Automatic Millionaire by David Bach Buy book: $12.96
What’s the secret to becoming a millionaire? For years people have asked David Bach, the national bestselling author of Smart Women Finish Rich, Smart Couples Finish Rich, and The Finish Rich Workbook, what’s the real secret to getting rich? What’s the one thing I need to do?
1 MILLION$ IS 1 MILLION$. Is that such abig deal, look at all the young athletes under age of 25 that already are worth near 40 or 50 million$. Anybody can acheive the $ its just how hard or how easy you make it.. Me i live off the monto " minuimin effort, maxuim relsults" Why stress yurself for $10.00/hour, when u can "hustle" and make a quick 1000$ in a matter minutes!. Do u think SEAN "PUFF DADDY" COMBS looks like he works hard? naw he looks relaxed man and he is worth 750 million$, and he is only 33 years old. Great for him! He looks like he is having fun and making his $ doing it. !
for a short book, the author has spent a lot of time being redundant these past two days. The information on the book sleeve has been painfully repeated in both monday's and tuesday's excerts. No wonder the author/publisher of Millionaire has released it to the book club, the beginning is a teaser to secrets to being wealthy. I have a feeling there isn't much to come and the only millionaire is the author by being sensational.
I agree, get to the point, any point. Alright already, the author knows how to bait a hook. I hope the "secret" is not large scheduled mutual fund payments, this works but it's not a secret and it's hardly worth writing a new book about.
We are in same position as Jim & Sue so need to know how they did it compared to what we did to be able to retire at 55. I have book reserved at the library and hope to pick it up this afternoon so I can finish it.
There is no major secret and nothing new. The main point of the book is "pay yourself first and make it automatic." The author spends most of the book defending his idea that you should be putting 10% of your salary into a retirement plan and have it done electronically. He also does a chapter on saving money on a mortgage and one on the best way to get out of credit card debt.
He admits that nothing he says is revolutionary but he makes a good point. We all know we should be "paying ourself first" but most of us do it. He is mostly motivational. But he includes actual websites and phone numbers of resources, be they for bank rate comparisons, investment firms or mortgage companies. For me, it was exactly what i needed and he did it well. But please, to read this, take the book out of the library. No need to spend money on it -- don't forget the "Latte Factor!"

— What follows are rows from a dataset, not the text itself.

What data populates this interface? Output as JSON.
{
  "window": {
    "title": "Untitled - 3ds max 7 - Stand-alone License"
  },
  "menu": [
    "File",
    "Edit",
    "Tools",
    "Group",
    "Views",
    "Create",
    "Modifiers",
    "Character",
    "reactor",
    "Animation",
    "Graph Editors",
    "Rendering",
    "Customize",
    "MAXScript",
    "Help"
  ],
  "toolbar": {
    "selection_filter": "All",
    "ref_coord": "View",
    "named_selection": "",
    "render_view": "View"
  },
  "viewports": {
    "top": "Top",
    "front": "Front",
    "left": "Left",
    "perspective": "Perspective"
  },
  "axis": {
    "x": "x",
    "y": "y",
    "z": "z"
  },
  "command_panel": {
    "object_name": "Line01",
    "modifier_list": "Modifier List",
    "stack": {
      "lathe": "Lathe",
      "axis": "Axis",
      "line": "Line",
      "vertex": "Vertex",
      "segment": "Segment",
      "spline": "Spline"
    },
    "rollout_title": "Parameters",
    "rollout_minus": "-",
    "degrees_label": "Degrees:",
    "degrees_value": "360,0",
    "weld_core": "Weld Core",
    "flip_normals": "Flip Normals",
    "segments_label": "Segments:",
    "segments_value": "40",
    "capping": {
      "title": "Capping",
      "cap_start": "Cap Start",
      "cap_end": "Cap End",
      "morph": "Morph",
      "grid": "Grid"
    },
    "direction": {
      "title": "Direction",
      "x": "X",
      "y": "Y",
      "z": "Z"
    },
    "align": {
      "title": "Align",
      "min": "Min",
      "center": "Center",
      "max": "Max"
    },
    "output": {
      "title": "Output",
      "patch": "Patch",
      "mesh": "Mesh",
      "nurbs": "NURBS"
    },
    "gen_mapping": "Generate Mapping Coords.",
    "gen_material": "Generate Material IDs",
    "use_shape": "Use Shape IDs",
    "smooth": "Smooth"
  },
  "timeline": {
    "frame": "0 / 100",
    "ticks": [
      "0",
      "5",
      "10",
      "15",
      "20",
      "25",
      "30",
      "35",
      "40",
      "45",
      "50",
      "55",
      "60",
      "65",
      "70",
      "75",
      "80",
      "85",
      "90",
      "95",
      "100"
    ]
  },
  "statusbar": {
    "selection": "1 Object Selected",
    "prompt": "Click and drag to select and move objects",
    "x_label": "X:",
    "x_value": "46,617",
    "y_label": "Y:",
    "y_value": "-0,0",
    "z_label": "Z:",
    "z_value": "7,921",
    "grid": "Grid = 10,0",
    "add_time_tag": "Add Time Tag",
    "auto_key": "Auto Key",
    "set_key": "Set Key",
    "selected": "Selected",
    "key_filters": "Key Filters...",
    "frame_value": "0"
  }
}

This is a very good fundamental book on investing. The latte factor makes you realize the amount of money you spend on miscellaneous things that don't cost much but add up. Investing where it is automatically deducted makes it consistent. That is the message on this book. A great read for those that don't invest consistently. Apply it and you will be a millionaire! :)
I joined the club yesterday so I only read the part that was sent today. We've been doing all these because this is how we think we should live our life not because we thought we can become millionaires. But now that I know it can happen, I am very happy. :-)
I read this book some time ago and I felt that the concepts were solid and immediately implemented most of them in my own financial situtation. I have seen improvement in a short period of time. By setting up everything electronically, I put in some self-discipline techniques that really helped this busy single mom. What I was suprised about was the time and stress it saved me. Just the physical act of sitting down to pay my bills had been a real struggle. Now that everything is automatic, I feel like I have been set free.
The book is good, but it started off kind of slow. The information that I read later was excellent and it made alot of sense. I will be using the techniques myself and plan to read the rest of the book.
My husband and I are like Jim & Sue - not real exciting to look at, but we socked away the nickels and dimes for the past 20 years, beginning in our early 20s. We quit corporate jobs at age 41/43 and now sit on the porch every morning. We also worked a 2nd part time job even if it's only 1 evening a week, and all that goes directly to extra principle payments on the mortgage we had. My friend bought the so-popular Ugg boots at Nordstrom's. I bought mine 1/2 price on e-bay.